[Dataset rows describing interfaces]
-----

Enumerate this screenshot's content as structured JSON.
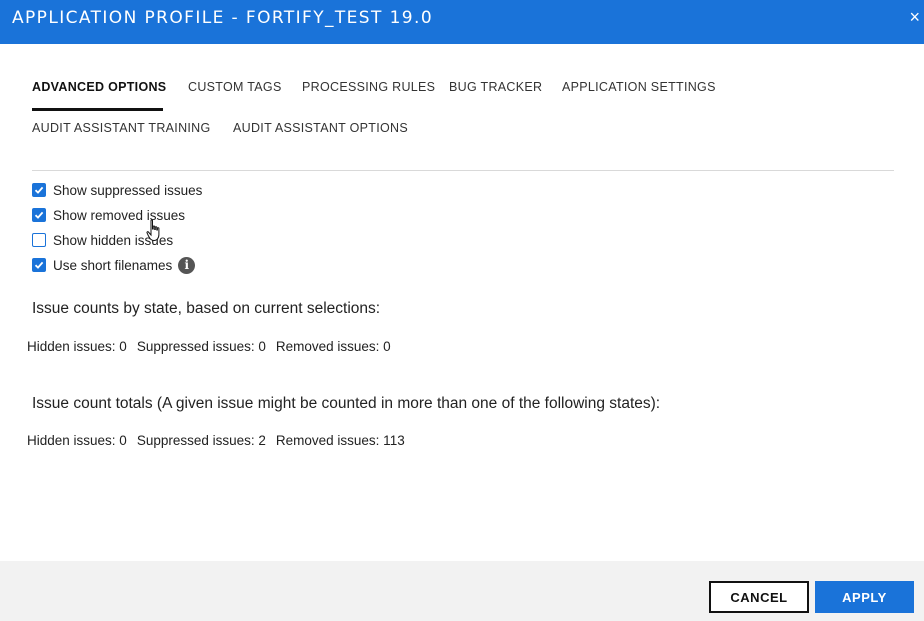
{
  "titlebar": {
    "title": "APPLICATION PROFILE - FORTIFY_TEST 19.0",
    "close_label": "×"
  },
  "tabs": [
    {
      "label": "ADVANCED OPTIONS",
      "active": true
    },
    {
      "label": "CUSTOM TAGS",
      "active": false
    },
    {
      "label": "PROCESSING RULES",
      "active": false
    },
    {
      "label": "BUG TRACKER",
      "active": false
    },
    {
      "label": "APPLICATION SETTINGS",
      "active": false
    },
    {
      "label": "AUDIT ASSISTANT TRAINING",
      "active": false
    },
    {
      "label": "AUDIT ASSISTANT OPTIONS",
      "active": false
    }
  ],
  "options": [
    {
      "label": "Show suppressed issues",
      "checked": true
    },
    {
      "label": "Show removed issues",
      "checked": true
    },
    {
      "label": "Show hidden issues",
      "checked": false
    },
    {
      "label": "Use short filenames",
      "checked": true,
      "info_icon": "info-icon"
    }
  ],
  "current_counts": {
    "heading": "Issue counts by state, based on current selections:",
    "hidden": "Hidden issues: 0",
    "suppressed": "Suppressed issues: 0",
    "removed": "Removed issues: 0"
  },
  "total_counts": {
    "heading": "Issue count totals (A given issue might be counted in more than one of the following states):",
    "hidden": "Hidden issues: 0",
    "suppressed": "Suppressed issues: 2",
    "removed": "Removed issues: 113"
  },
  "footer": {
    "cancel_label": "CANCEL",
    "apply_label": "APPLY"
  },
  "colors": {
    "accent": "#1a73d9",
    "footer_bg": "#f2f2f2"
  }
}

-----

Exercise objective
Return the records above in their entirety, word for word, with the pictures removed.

Response
Enumerate this screenshot's content as structured JSON.
{
  "titlebar": {
    "title": "APPLICATION PROFILE - FORTIFY_TEST 19.0",
    "close_label": "×"
  },
  "tabs": [
    {
      "label": "ADVANCED OPTIONS",
      "active": true
    },
    {
      "label": "CUSTOM TAGS",
      "active": false
    },
    {
      "label": "PROCESSING RULES",
      "active": false
    },
    {
      "label": "BUG TRACKER",
      "active": false
    },
    {
      "label": "APPLICATION SETTINGS",
      "active": false
    },
    {
      "label": "AUDIT ASSISTANT TRAINING",
      "active": false
    },
    {
      "label": "AUDIT ASSISTANT OPTIONS",
      "active": false
    }
  ],
  "options": [
    {
      "label": "Show suppressed issues",
      "checked": true
    },
    {
      "label": "Show removed issues",
      "checked": true
    },
    {
      "label": "Show hidden issues",
      "checked": false
    },
    {
      "label": "Use short filenames",
      "checked": true,
      "info_icon": "info-icon"
    }
  ],
  "current_counts": {
    "heading": "Issue counts by state, based on current selections:",
    "hidden": "Hidden issues: 0",
    "suppressed": "Suppressed issues: 0",
    "removed": "Removed issues: 0"
  },
  "total_counts": {
    "heading": "Issue count totals (A given issue might be counted in more than one of the following states):",
    "hidden": "Hidden issues: 0",
    "suppressed": "Suppressed issues: 2",
    "removed": "Removed issues: 113"
  },
  "footer": {
    "cancel_label": "CANCEL",
    "apply_label": "APPLY"
  },
  "colors": {
    "accent": "#1a73d9",
    "footer_bg": "#f2f2f2"
  }
}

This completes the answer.